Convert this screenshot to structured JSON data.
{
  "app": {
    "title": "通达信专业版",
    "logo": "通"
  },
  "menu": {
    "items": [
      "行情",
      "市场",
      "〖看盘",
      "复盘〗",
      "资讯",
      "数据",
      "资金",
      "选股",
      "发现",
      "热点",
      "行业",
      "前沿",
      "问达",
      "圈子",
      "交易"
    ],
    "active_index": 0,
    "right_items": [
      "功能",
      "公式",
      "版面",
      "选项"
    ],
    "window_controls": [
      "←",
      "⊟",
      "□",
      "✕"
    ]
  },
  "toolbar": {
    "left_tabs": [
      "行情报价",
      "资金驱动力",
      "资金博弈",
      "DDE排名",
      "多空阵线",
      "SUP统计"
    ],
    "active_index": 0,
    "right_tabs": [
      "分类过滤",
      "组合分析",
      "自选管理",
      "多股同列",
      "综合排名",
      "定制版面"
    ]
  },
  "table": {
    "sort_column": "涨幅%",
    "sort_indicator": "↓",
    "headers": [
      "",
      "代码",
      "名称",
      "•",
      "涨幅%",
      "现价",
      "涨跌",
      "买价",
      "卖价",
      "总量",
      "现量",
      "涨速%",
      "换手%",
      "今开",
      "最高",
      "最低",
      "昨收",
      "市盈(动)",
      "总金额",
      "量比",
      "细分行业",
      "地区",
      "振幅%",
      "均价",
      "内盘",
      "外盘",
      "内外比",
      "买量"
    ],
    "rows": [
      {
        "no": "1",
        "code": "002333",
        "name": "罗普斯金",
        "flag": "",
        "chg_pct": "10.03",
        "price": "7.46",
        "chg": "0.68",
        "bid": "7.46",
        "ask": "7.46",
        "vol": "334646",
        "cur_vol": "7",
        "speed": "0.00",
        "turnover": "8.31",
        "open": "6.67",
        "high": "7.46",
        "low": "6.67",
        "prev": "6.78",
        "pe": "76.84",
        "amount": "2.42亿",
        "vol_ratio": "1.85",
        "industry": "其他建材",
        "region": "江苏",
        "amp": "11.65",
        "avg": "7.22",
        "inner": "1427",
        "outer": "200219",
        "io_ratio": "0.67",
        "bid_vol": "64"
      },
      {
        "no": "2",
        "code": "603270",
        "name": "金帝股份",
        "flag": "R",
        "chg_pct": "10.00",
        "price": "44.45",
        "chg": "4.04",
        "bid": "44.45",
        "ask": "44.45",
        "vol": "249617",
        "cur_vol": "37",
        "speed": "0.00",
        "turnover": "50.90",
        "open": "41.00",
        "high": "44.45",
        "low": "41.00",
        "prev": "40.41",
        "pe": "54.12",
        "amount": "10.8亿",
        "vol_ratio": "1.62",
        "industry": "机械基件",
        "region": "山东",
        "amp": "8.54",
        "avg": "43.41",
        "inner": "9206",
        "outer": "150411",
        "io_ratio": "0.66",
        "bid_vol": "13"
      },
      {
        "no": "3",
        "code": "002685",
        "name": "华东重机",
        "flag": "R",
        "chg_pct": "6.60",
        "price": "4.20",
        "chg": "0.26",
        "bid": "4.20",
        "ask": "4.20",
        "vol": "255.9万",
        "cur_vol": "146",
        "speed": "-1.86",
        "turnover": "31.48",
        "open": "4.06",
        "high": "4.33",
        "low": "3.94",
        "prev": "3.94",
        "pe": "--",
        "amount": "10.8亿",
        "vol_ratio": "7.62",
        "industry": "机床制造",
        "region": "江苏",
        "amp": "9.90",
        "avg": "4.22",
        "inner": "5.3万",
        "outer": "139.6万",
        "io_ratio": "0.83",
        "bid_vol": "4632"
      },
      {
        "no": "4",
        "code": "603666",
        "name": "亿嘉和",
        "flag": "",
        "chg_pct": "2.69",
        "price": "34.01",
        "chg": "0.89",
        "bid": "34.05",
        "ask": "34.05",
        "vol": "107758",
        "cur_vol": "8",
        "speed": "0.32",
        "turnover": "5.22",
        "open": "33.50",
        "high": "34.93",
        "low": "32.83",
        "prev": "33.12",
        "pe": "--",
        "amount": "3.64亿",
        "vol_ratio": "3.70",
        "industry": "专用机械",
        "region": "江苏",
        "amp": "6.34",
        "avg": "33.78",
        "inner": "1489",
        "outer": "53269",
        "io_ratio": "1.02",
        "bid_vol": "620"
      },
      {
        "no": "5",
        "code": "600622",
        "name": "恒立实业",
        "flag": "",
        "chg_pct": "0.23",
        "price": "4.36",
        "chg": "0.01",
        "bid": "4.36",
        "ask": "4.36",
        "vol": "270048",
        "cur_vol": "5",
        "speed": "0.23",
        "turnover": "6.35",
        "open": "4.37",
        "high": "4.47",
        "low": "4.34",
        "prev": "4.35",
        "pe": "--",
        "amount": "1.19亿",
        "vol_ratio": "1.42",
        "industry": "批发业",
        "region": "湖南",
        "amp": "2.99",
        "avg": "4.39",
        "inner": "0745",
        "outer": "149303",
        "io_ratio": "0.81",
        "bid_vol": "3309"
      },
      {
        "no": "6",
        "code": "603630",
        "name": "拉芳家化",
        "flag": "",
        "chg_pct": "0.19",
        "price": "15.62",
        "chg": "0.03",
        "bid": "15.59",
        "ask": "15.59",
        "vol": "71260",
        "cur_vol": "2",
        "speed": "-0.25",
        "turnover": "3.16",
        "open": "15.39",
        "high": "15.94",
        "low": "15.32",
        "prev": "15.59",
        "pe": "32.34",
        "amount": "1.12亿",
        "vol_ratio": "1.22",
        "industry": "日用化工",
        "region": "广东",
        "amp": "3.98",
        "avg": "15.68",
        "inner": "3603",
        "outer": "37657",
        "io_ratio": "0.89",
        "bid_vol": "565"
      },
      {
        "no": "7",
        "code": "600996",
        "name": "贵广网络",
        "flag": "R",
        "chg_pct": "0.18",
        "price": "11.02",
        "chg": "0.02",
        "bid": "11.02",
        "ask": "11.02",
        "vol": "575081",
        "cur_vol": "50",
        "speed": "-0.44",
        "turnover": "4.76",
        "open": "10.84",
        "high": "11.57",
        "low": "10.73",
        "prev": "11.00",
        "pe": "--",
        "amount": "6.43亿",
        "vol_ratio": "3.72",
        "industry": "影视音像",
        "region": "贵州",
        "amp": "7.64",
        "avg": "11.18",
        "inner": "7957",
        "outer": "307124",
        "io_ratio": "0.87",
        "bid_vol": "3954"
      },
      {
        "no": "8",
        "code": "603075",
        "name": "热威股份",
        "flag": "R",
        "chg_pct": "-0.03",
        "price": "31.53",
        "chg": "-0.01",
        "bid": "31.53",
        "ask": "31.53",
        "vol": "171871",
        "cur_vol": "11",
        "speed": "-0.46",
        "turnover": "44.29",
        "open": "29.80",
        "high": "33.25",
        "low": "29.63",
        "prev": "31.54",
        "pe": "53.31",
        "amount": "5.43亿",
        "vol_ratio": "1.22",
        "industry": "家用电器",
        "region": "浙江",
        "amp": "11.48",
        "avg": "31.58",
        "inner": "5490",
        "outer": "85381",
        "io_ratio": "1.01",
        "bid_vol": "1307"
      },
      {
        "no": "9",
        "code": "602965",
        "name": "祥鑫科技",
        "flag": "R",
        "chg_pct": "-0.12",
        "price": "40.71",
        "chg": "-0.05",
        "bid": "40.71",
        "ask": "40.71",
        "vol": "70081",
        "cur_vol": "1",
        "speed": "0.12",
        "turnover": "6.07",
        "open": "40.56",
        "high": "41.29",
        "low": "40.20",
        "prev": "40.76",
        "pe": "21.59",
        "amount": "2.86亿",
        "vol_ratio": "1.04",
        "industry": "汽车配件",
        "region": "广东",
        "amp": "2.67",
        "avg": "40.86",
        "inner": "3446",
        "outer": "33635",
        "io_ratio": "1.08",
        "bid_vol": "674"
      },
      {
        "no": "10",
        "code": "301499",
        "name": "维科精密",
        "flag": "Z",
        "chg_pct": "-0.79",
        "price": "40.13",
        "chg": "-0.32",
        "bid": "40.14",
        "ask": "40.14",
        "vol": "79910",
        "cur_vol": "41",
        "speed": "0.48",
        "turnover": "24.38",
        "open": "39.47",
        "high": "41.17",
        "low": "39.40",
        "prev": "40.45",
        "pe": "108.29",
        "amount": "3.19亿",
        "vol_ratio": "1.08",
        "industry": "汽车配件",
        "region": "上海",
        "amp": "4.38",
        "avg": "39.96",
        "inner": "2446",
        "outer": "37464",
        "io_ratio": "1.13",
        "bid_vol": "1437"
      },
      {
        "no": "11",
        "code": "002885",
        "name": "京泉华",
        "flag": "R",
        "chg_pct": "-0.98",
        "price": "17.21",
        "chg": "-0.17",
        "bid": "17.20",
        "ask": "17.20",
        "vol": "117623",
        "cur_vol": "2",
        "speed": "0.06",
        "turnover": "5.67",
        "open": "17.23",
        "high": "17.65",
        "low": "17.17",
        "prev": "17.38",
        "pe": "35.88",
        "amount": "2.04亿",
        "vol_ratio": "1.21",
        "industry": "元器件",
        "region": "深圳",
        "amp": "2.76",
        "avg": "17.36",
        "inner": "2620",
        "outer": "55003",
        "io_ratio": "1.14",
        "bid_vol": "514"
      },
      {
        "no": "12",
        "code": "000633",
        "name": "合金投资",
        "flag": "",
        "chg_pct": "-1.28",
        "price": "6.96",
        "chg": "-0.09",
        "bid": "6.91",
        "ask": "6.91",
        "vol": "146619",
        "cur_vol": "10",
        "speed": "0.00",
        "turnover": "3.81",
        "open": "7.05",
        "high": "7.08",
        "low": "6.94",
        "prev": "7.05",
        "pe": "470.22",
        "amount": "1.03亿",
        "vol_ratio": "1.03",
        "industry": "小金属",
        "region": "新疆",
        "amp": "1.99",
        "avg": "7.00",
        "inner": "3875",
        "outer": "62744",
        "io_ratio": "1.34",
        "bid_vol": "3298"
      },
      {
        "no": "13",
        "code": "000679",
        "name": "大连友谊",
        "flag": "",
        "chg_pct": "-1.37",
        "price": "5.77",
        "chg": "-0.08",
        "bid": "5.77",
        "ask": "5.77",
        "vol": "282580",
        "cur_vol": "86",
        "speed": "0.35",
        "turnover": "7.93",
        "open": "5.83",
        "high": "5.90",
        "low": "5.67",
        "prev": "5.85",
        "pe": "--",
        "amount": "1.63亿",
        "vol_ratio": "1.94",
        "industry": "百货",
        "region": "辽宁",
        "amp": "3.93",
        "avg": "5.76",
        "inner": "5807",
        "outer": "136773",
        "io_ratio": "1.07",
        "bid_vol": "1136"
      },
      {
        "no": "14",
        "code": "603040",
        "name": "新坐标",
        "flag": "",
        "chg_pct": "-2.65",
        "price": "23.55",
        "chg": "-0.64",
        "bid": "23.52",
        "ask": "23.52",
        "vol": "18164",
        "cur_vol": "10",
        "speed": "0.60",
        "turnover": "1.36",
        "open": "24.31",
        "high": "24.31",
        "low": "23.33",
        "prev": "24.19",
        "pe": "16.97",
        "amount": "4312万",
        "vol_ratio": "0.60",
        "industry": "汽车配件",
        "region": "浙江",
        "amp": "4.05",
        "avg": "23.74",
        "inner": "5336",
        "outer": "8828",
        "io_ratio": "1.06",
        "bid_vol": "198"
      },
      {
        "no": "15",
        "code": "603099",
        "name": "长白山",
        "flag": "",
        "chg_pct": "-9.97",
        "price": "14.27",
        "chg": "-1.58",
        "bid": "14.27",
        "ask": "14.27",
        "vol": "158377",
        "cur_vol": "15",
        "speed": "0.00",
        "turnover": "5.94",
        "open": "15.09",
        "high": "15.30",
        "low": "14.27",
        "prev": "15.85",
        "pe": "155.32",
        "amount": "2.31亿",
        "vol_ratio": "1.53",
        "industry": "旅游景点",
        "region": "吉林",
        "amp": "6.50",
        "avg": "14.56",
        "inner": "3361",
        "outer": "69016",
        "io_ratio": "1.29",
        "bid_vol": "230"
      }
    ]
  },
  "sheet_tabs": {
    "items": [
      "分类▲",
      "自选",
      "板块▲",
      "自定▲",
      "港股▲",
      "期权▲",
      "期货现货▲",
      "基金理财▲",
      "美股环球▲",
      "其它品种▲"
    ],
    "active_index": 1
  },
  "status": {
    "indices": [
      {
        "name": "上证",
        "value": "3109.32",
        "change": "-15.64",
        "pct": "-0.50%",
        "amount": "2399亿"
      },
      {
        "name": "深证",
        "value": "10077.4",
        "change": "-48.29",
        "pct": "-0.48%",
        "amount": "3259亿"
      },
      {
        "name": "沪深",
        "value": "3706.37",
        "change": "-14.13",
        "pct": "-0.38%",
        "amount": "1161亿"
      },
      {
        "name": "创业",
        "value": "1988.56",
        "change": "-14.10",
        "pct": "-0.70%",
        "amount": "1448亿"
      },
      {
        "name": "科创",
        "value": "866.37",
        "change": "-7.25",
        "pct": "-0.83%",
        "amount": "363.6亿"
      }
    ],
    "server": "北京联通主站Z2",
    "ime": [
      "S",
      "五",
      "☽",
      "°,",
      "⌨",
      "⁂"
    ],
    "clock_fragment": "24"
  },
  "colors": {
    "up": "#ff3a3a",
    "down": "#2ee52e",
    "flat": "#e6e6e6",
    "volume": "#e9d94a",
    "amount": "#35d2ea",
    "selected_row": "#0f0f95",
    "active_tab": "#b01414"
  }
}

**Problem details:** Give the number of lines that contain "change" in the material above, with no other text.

**Exercise answer:** 5